There was once a time, specifically the late 1980s to early 1990s, when a filmgoer could walk into a theater and have a guaranteed, action-packed blast in under two hours.
Action movies of that era were tightly paced, full of borderline-goofy masculinity but also suspense and compelling set pieces. They seem like relics today, but Gerard Butler and company have set out to bring back this era with Plane, a fun, action-packed callback to movies we don’t get often anymore. It’s a return that brings back the unhinged joy of the action genre, but also some of the regressive politics, too.
Captain Brodie Torrance (Butler) is on an important mission: make it to his sister’s house in time to celebrate the new year with her and his daughter. Brodie is an airplane pilot based out of Singapore who’s now relegated to lower-tier airlines because of an altercation with a passenger. He’s first and foremost a dad, however, and is determined to beat the 18-hour time difference standing between himself and his loved ones.
It seems like a straightforward enough flight, even with Louis Gaspare (Mike Colter) on board, who’s being extradited on murder charges (that he may not have committed). However, when Brodie’s forced to fly the plane through an intense storm, he finds himself on a war-torn island where chaos seemingly reigns. With his passengers taken hostage, Brodie and Louis have to team up to get them back, no matter the cost.

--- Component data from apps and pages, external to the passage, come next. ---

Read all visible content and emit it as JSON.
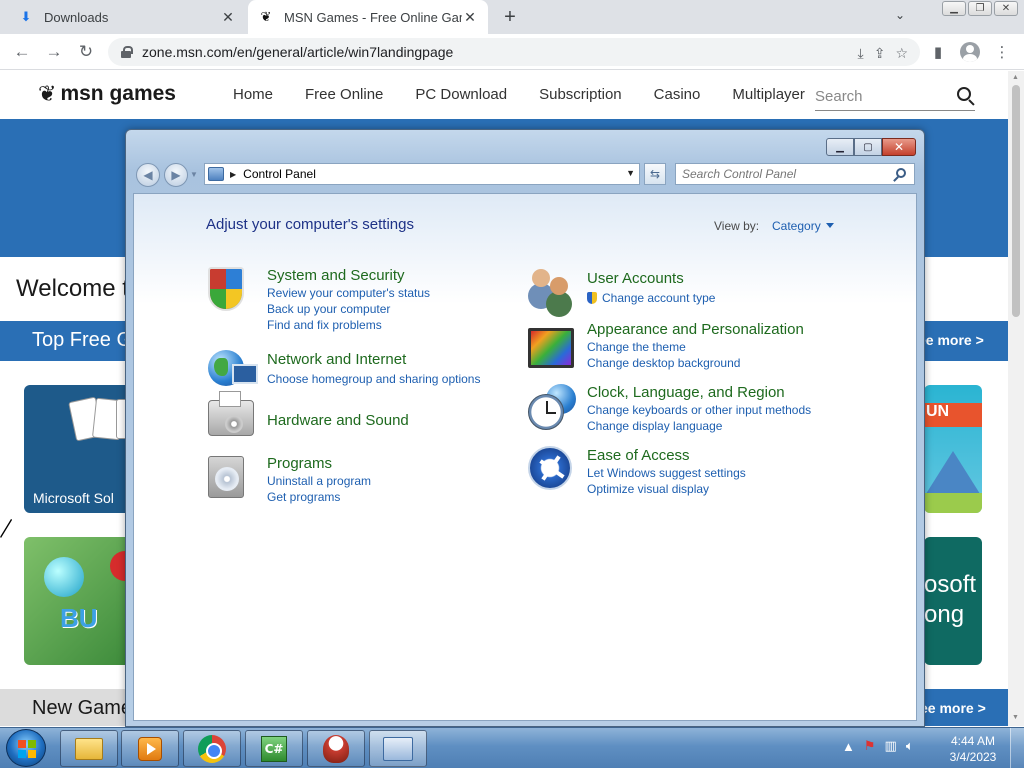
{
  "browser": {
    "tabs": [
      {
        "title": "Downloads",
        "icon": "download-icon",
        "active": false
      },
      {
        "title": "MSN Games - Free Online Games",
        "icon": "msn-butterfly-icon",
        "active": true
      }
    ],
    "new_tab": "+",
    "url": "zone.msn.com/en/general/article/win7landingpage"
  },
  "msn": {
    "logo": "msn games",
    "nav": [
      "Home",
      "Free Online",
      "PC Download",
      "Subscription",
      "Casino",
      "Multiplayer"
    ],
    "search_placeholder": "Search",
    "welcome": "Welcome t",
    "top_free_label": "Top Free G",
    "see_more": "ee more >",
    "new_games_label": "New Game",
    "tiles": {
      "solitaire_label": "Microsoft Sol",
      "bubble_word": "BU",
      "fun_banner": "UN",
      "mahjong_l1": "osoft",
      "mahjong_l2": "ong"
    }
  },
  "control_panel": {
    "address_crumb": "Control Panel",
    "search_placeholder": "Search Control Panel",
    "heading": "Adjust your computer's settings",
    "view_by_label": "View by:",
    "view_by_value": "Category",
    "left_categories": [
      {
        "title": "System and Security",
        "icon": "shield-icon",
        "links": [
          "Review your computer's status",
          "Back up your computer",
          "Find and fix problems"
        ]
      },
      {
        "title": "Network and Internet",
        "icon": "network-globe-icon",
        "links": [
          "Choose homegroup and sharing options"
        ]
      },
      {
        "title": "Hardware and Sound",
        "icon": "printer-icon",
        "links": []
      },
      {
        "title": "Programs",
        "icon": "programs-icon",
        "links": [
          "Uninstall a program",
          "Get programs"
        ]
      }
    ],
    "right_categories": [
      {
        "title": "User Accounts",
        "icon": "users-icon",
        "links": [
          "Change account type"
        ]
      },
      {
        "title": "Appearance and Personalization",
        "icon": "appearance-icon",
        "links": [
          "Change the theme",
          "Change desktop background"
        ]
      },
      {
        "title": "Clock, Language, and Region",
        "icon": "clock-globe-icon",
        "links": [
          "Change keyboards or other input methods",
          "Change display language"
        ]
      },
      {
        "title": "Ease of Access",
        "icon": "ease-of-access-icon",
        "links": [
          "Let Windows suggest settings",
          "Optimize visual display"
        ]
      }
    ]
  },
  "taskbar": {
    "apps": [
      "file-explorer",
      "media-player",
      "chrome",
      "csharp",
      "game",
      "control-panel"
    ],
    "time": "4:44 AM",
    "date": "3/4/2023"
  }
}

Plane comes in at a tight 107-minute runtime, and it uses every second of it effectively. You learn what you need to from the script, the pacing and editing keep the story on track, and the performances feel efficient but compelling. Butler in particular is in great form here, playing Captain Torrance as a complicated action hero. Yes, he kills multiple people in this film, often violently, but he’s allowed to be soft, too (there is at least one scene where he’s crying alone in the plane, for instance). It’s an interesting tension the movie never fully explores, but one that intrigues regardless.

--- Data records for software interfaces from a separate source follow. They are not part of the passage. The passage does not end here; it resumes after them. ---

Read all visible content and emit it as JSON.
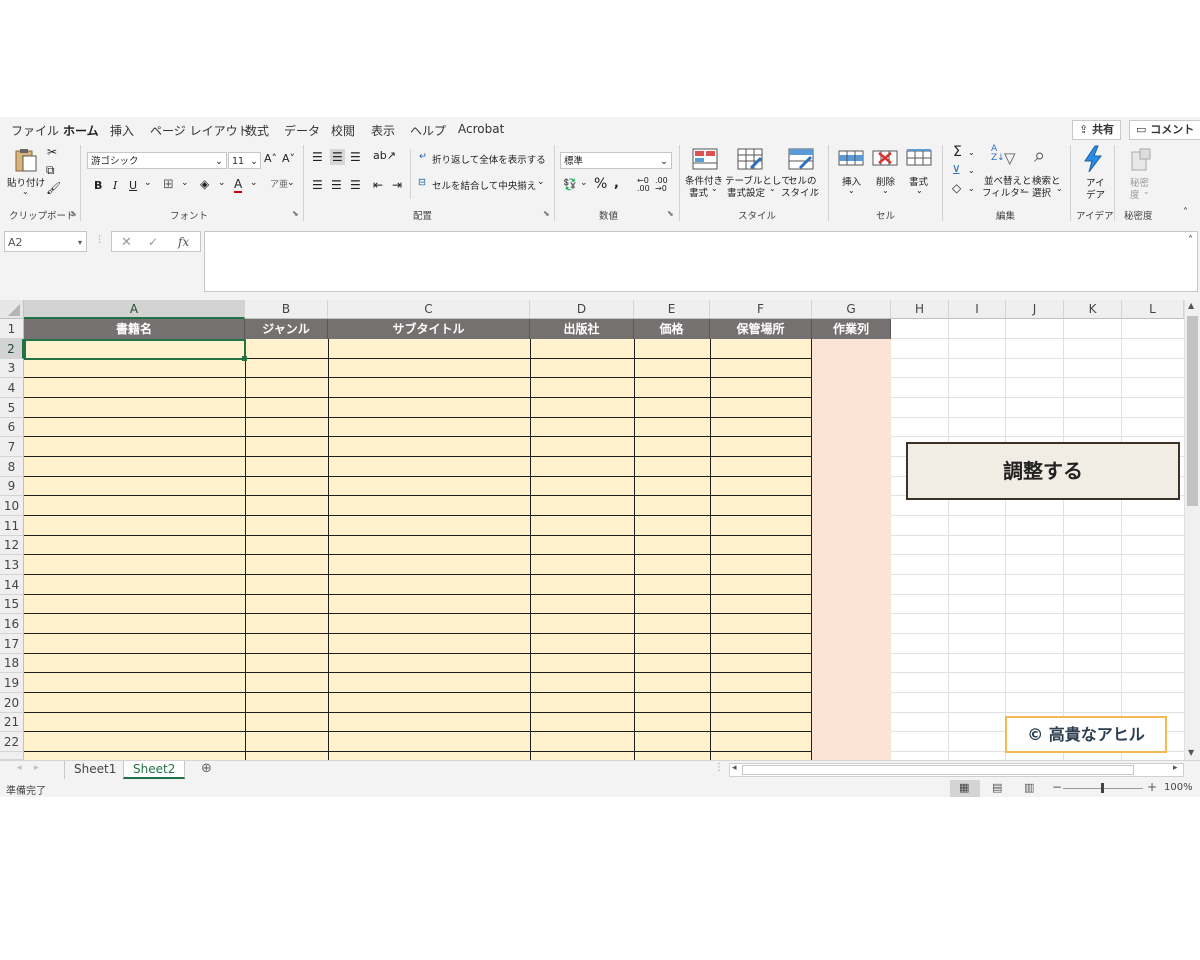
{
  "menu": {
    "tabs": [
      "ファイル",
      "ホーム",
      "挿入",
      "ページ レイアウト",
      "数式",
      "データ",
      "校閲",
      "表示",
      "ヘルプ",
      "Acrobat"
    ],
    "active_tab": "ホーム",
    "share_label": "共有",
    "comment_label": "コメント"
  },
  "ribbon": {
    "clipboard": {
      "paste_label": "貼り付け",
      "group_label": "クリップボード"
    },
    "font": {
      "font_name": "游ゴシック",
      "font_size": "11",
      "bold": "B",
      "italic": "I",
      "underline": "U",
      "group_label": "フォント"
    },
    "alignment": {
      "wrap_label": "折り返して全体を表示する",
      "merge_label": "セルを結合して中央揃え",
      "group_label": "配置"
    },
    "number": {
      "format_value": "標準",
      "group_label": "数値"
    },
    "styles": {
      "conditional_line1": "条件付き",
      "conditional_line2": "書式",
      "table_line1": "テーブルとして",
      "table_line2": "書式設定",
      "cell_line1": "セルの",
      "cell_line2": "スタイル",
      "group_label": "スタイル"
    },
    "cells": {
      "insert_label": "挿入",
      "delete_label": "削除",
      "format_label": "書式",
      "group_label": "セル"
    },
    "editing": {
      "sort_line1": "並べ替えと",
      "sort_line2": "フィルター",
      "find_line1": "検索と",
      "find_line2": "選択",
      "group_label": "編集"
    },
    "ideas": {
      "line1": "アイ",
      "line2": "デア",
      "group_label": "アイデア"
    },
    "sensitivity": {
      "line1": "秘密",
      "line2": "度",
      "group_label": "秘密度"
    }
  },
  "formula_bar": {
    "name_box": "A2",
    "fx": "fx",
    "formula_value": ""
  },
  "grid": {
    "columns": [
      "A",
      "B",
      "C",
      "D",
      "E",
      "F",
      "G",
      "H",
      "I",
      "J",
      "K",
      "L"
    ],
    "rows": [
      "1",
      "2",
      "3",
      "4",
      "5",
      "6",
      "7",
      "8",
      "9",
      "10",
      "11",
      "12",
      "13",
      "14",
      "15",
      "16",
      "17",
      "18",
      "19",
      "20",
      "21",
      "22"
    ],
    "header_row": [
      "書籍名",
      "ジャンル",
      "サブタイトル",
      "出版社",
      "価格",
      "保管場所",
      "作業列"
    ],
    "selected_cell": "A2"
  },
  "sheets": {
    "tabs": [
      "Sheet1",
      "Sheet2"
    ],
    "active": "Sheet2"
  },
  "status": {
    "ready_text": "準備完了",
    "zoom": "100%"
  },
  "overlay": {
    "adjust_label": "調整する",
    "credit": "© 高貴なアヒル"
  },
  "colors": {
    "header_fill": "#767171",
    "table_fill": "#fff2cc",
    "work_column_fill": "#fbe4d5",
    "accent": "#217346"
  }
}
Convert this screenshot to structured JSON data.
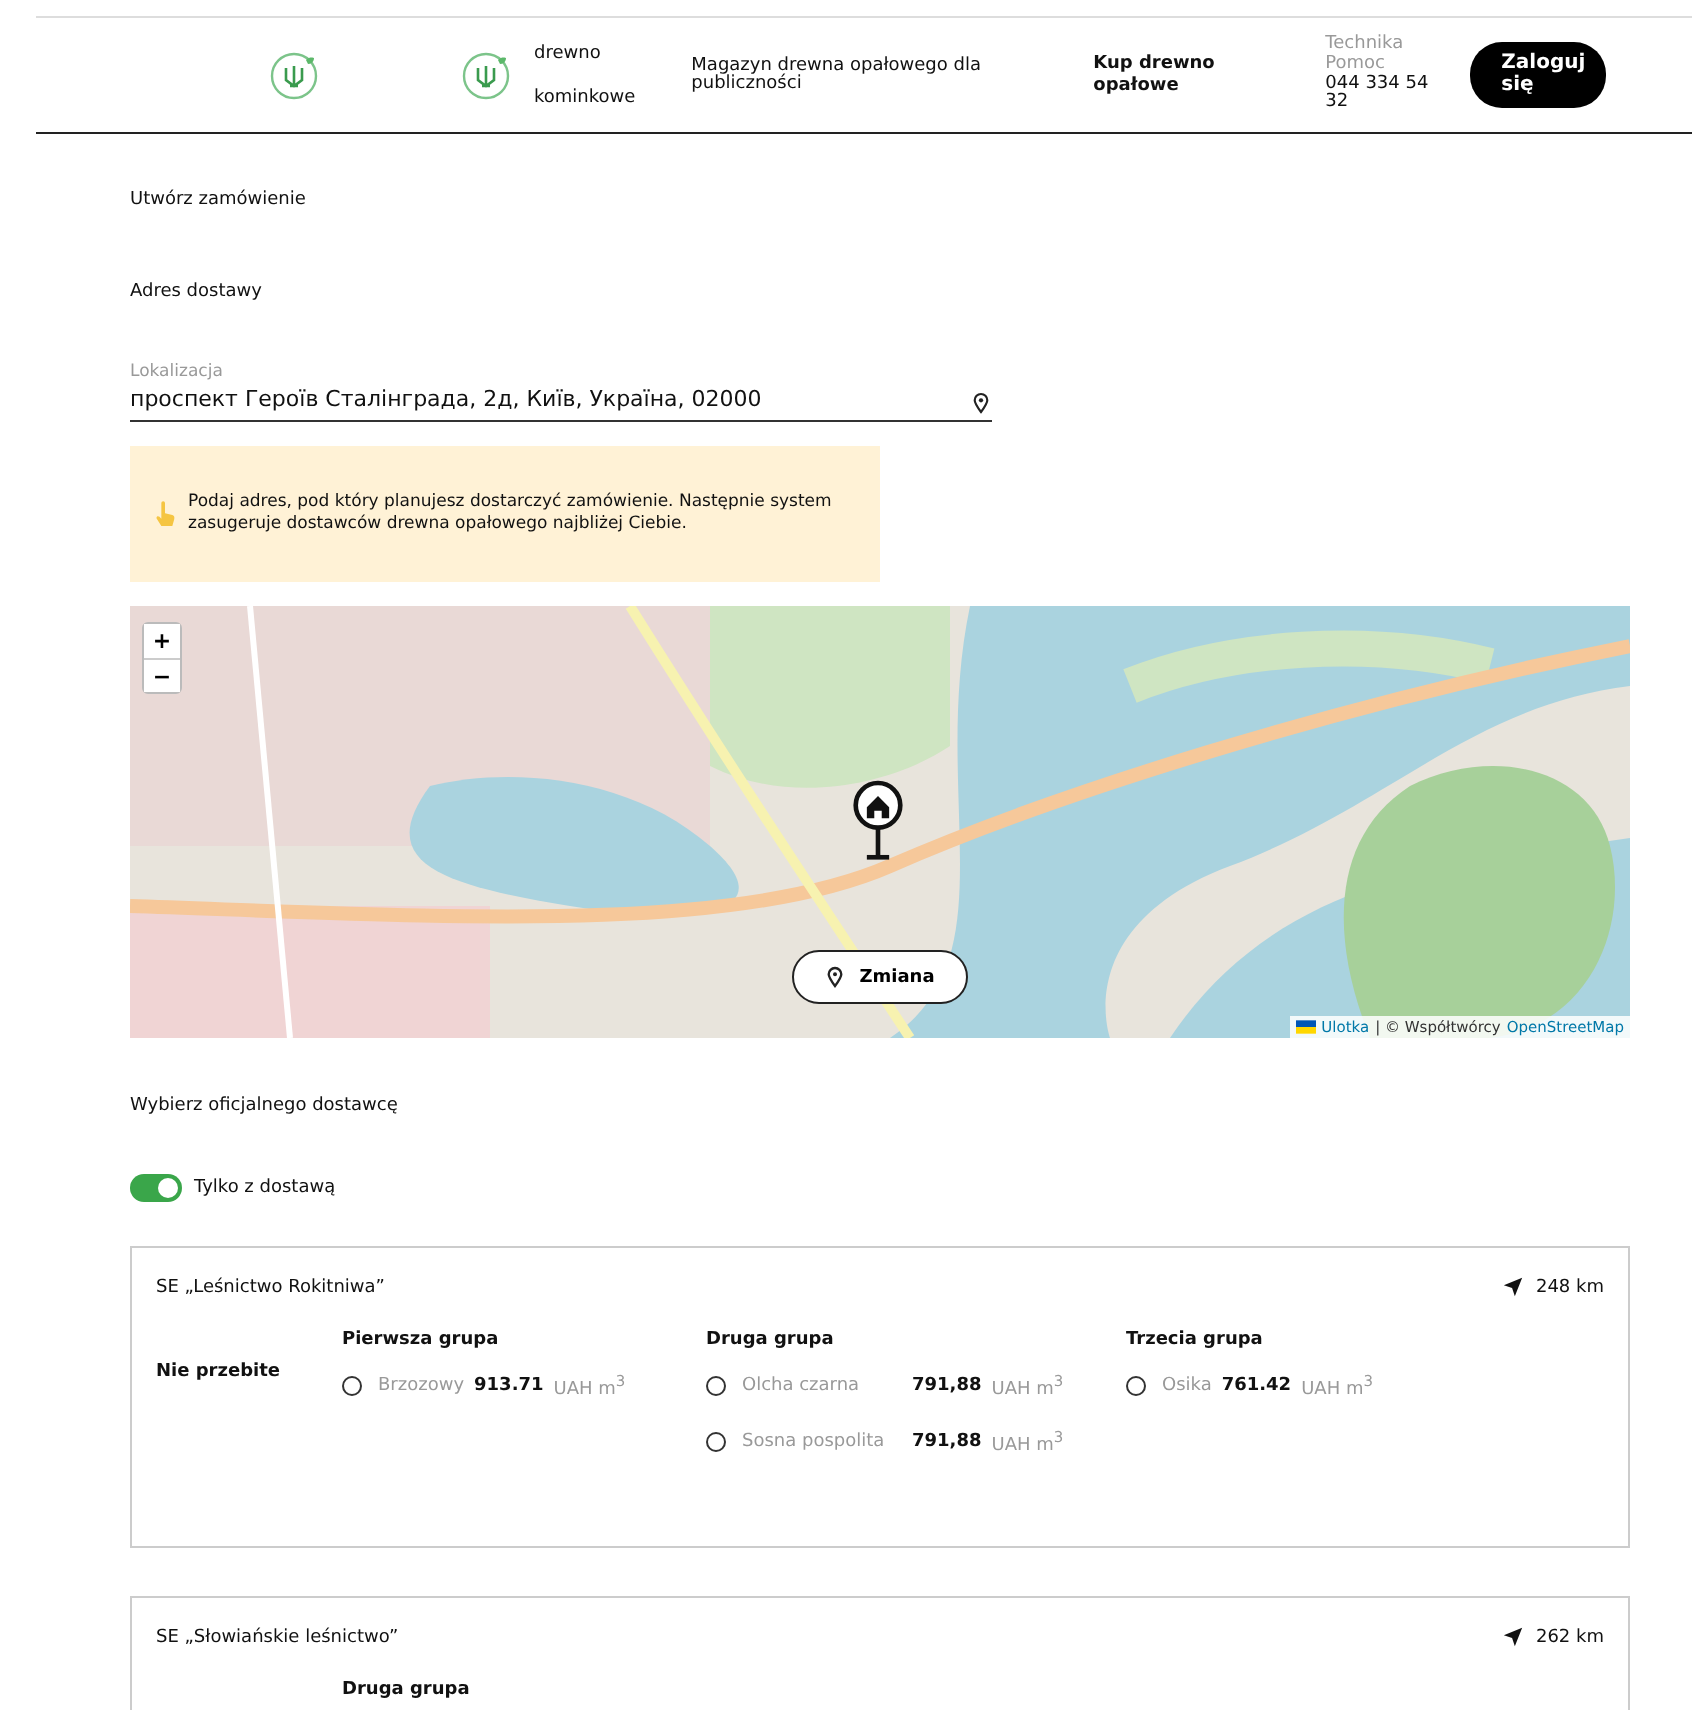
{
  "header": {
    "brand_lines": [
      "drewno",
      "kominkowe"
    ],
    "tagline": "Magazyn drewna opałowego dla publiczności",
    "nav_link": "Kup drewno opałowe",
    "support": {
      "title": "Technika",
      "subtitle": "Pomoc",
      "phone": "044 334 54 32"
    },
    "login_button": "Zaloguj się"
  },
  "page_title": "Utwórz zamówienie",
  "section_title": "Adres dostawy",
  "location": {
    "label": "Lokalizacja",
    "value": "проспект Героїв Сталінграда, 2д, Київ, Україна, 02000"
  },
  "hint": "Podaj adres, pod który planujesz dostarczyć zamówienie. Następnie system zasugeruje dostawców drewna opałowego najbliżej Ciebie.",
  "map": {
    "zoom_in": "+",
    "zoom_out": "−",
    "change_button": "Zmiana",
    "attribution": {
      "link_1": "Ulotka",
      "text": "| © Współtwórcy",
      "link_2": "OpenStreetMap"
    }
  },
  "supplier_heading": "Wybierz oficjalnego dostawcę",
  "delivery_toggle": {
    "label": "Tylko z dostawą",
    "on": true
  },
  "suppliers": [
    {
      "name": "SE „Leśnictwo Rokitniwa”",
      "distance": "248 km",
      "status": "Nie przebite",
      "groups": [
        {
          "title": "Pierwsza grupa",
          "options": [
            {
              "name": "Brzozowy",
              "price": "913.71",
              "unit": "UAH m$^{3}$",
              "selected": false
            }
          ]
        },
        {
          "title": "Druga grupa",
          "options": [
            {
              "name": "Olcha czarna",
              "price": "791,88",
              "unit": "UAH m$^{3}$",
              "selected": false
            },
            {
              "name": "Sosna pospolita",
              "price": "791,88",
              "unit": "UAH m$^{3}$",
              "selected": false
            }
          ]
        },
        {
          "title": "Trzecia grupa",
          "options": [
            {
              "name": "Osika",
              "price": "761.42",
              "unit": "UAH m$^{3}$",
              "selected": false
            }
          ]
        }
      ]
    },
    {
      "name": "SE „Słowiańskie leśnictwo”",
      "distance": "262 km",
      "groups": [
        {
          "title": "Druga grupa"
        }
      ]
    }
  ]
}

Colter as Louis is also compelling, bringing a quiet dignity to the role while still getting some violent kills in as well. The supporting performances are worthy of note too, specifically Yoson An as Brodie’s loyal co-pilot Dele, and Tony Goldwyn hamming it up as Scarsdale, a fixer for the airline responsible for this whole mess. Plane also has a respect and zeal for unhinged set pieces that set it apart from other action fare. Someone gets hit with a plane (really), and it’s a big swing that works! It’s hard to not smile when something that audacious appears in a mainstream action movie nowadays.
What’s less thrilling about Plane is the weird, regressive handling of Jolo and the Philippines in general. Jolo is painted as a lawless, chaotic underworld, and the Philippines are seen as indifferent/incapable of stopping any of it. The villains are all underwritten, grimacing caricatures, and although the script is probably doing this out of narrative economy, it still left a bad taste.
To be fair, the movie does some work to indict capitalism as well (Brodie is forced to fly his plane through the storm because the airline wants to save money on fuel). So there’s that, at least. As a whole, Plane is a fun, dumb throwback to a simpler time at the movies, and sometimes, that’s all you need.
As a whole, 'Plane' is a fun, dumb throwback to a simpler time at the movies, and sometimes, that’s all you need.